A pair of Griffith University marine scientists are taking their research work from the ocean to the fields of Splendour in the Grass.
PhD candidate Johan Gustafson and Dr Mariel Familiar Lopez, from Griffith’s School of Environment and Science and School of Engineering and Built Environment, will hit the Science Tent stage – along with their fuzzy mascot ‘Bruce’ – to present their insights into shark physiology and behaviour over the weekend at this year’s festival, which sold out within half an hour of tickets going on sale to 35,000 punters.
Find out more about Johan’s research into hammerhead sharks.
Gustafson and Dr Familiar Lopez, who both presented at last year’s festival alongside popular ABC science personality Dr Karl Kruszelnicki and will this year share the stage with astronomy guru Professor Allan Duffy, said Australia’s biggest music festival was a fantastic platform to inform and educate the next generation of big thinkers about sharks and our relationship with them.
“There are so many amazing things about the different species of sharks,” Gustafson said, who is also known locally on the Gold Coast as ‘the shark guy’.
“Bull sharks’ physiology makes them the only shark that is able to live in seawater and freshwater; there’s relatively little known about hammerheads but we know they have great complex reasoning skills and they’re the only shark that socialise in schools.”
The festival, held at North Byron Parklands and will this year feature Kendrick Lamar, Lorde, Hilltop Hoods and Ben Harper, is open to all ages. Dr Familiar Lopez said their talks will give youngsters and the young at heart the chance to get up close and personal with sharks.
“It is rare for people to be able to touch a shark, so we will have preserved shark anatomy that everyone can see and experience,” Dr Familiar Lopez said.
“Their skin is amazing – if you pat them one way you can feel the scales (denticles) are really smooth to help them swim faster streamline like, and the other way is very rough like a sandpaper to help protect them.
“There is a lot of great research being carried out at Griffith and further afield that is helping to shed more light on these amazing creatures, rather than let misconceptions do more harm than good.”
With the recent addition of hammerhead sharks to the endangered list, alongside great whites, Gustafson said he hoped to overturn an assumption by the surf-going public and the general media that shark numbers were on the rise.
“Shark catch rates are actually decreasing over time, and a recent genetic analysis showed there’s approximately 6750 white sharks around East Australian and New Zealand waters,” he said. “I’m working on getting data on the growing number of people visiting the coastline each year, which may explain why there’s been more shark interactions.

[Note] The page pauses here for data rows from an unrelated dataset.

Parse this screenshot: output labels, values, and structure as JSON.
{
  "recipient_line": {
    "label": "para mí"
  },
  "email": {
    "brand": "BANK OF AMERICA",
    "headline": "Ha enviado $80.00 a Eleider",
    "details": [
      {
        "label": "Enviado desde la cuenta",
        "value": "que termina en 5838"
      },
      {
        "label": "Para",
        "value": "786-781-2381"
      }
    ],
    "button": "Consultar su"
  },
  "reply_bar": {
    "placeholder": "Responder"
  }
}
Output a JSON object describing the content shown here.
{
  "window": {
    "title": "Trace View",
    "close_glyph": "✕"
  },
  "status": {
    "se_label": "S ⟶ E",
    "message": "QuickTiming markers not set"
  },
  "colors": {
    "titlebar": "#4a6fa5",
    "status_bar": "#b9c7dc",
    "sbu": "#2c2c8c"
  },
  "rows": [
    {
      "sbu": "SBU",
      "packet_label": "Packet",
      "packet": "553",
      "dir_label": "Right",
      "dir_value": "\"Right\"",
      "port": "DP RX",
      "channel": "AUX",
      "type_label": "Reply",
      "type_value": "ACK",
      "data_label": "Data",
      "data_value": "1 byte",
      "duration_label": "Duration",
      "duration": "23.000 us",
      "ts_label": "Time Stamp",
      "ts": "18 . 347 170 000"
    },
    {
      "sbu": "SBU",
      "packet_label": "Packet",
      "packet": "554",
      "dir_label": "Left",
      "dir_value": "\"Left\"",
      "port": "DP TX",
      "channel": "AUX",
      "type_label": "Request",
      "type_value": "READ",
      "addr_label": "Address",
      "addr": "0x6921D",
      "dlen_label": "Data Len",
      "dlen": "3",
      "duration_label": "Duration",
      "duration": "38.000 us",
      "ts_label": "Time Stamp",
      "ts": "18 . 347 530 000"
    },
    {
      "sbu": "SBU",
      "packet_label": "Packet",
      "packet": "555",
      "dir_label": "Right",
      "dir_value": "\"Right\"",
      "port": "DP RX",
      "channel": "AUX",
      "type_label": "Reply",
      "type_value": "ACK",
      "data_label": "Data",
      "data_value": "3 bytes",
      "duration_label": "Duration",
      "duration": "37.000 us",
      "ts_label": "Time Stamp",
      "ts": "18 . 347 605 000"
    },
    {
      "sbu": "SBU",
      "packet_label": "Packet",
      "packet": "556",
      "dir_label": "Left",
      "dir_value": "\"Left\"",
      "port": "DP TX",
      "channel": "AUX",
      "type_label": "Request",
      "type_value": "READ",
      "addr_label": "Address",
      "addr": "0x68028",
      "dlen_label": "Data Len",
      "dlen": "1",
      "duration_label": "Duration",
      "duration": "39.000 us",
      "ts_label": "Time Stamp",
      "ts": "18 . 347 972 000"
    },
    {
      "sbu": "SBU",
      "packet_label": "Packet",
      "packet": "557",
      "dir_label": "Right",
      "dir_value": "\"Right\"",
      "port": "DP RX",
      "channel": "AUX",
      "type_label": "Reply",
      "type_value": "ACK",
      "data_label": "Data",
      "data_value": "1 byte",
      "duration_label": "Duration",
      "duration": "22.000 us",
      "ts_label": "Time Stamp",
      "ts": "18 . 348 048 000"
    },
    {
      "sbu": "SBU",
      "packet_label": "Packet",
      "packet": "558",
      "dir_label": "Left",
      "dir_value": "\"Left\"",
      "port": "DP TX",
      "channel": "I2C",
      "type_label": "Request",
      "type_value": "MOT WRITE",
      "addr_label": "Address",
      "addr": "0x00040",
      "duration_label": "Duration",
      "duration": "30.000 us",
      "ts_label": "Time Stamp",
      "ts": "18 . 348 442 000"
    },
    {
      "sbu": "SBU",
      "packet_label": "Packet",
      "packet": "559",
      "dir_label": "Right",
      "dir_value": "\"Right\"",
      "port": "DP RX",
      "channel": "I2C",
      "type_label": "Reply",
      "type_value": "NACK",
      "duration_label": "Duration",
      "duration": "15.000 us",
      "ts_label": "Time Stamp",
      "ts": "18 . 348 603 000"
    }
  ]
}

“This sort of research not only helps us to understand how these creatures work physiologically, it also can help minimise human and shark interactions. For example, if we know what time of year they come closer to the shore than that could lead to better management strategies.
“The Science Tent at Splendour in the Grass is a great opportunity to meet your local scientists who are working on regional issues that we all have an interaction with.”
Griffith electrical engineering Masters student Celeste De Mezieres will also present ‘What Does Sound Look Like’, which is demonstrated using a theremin-like instrument.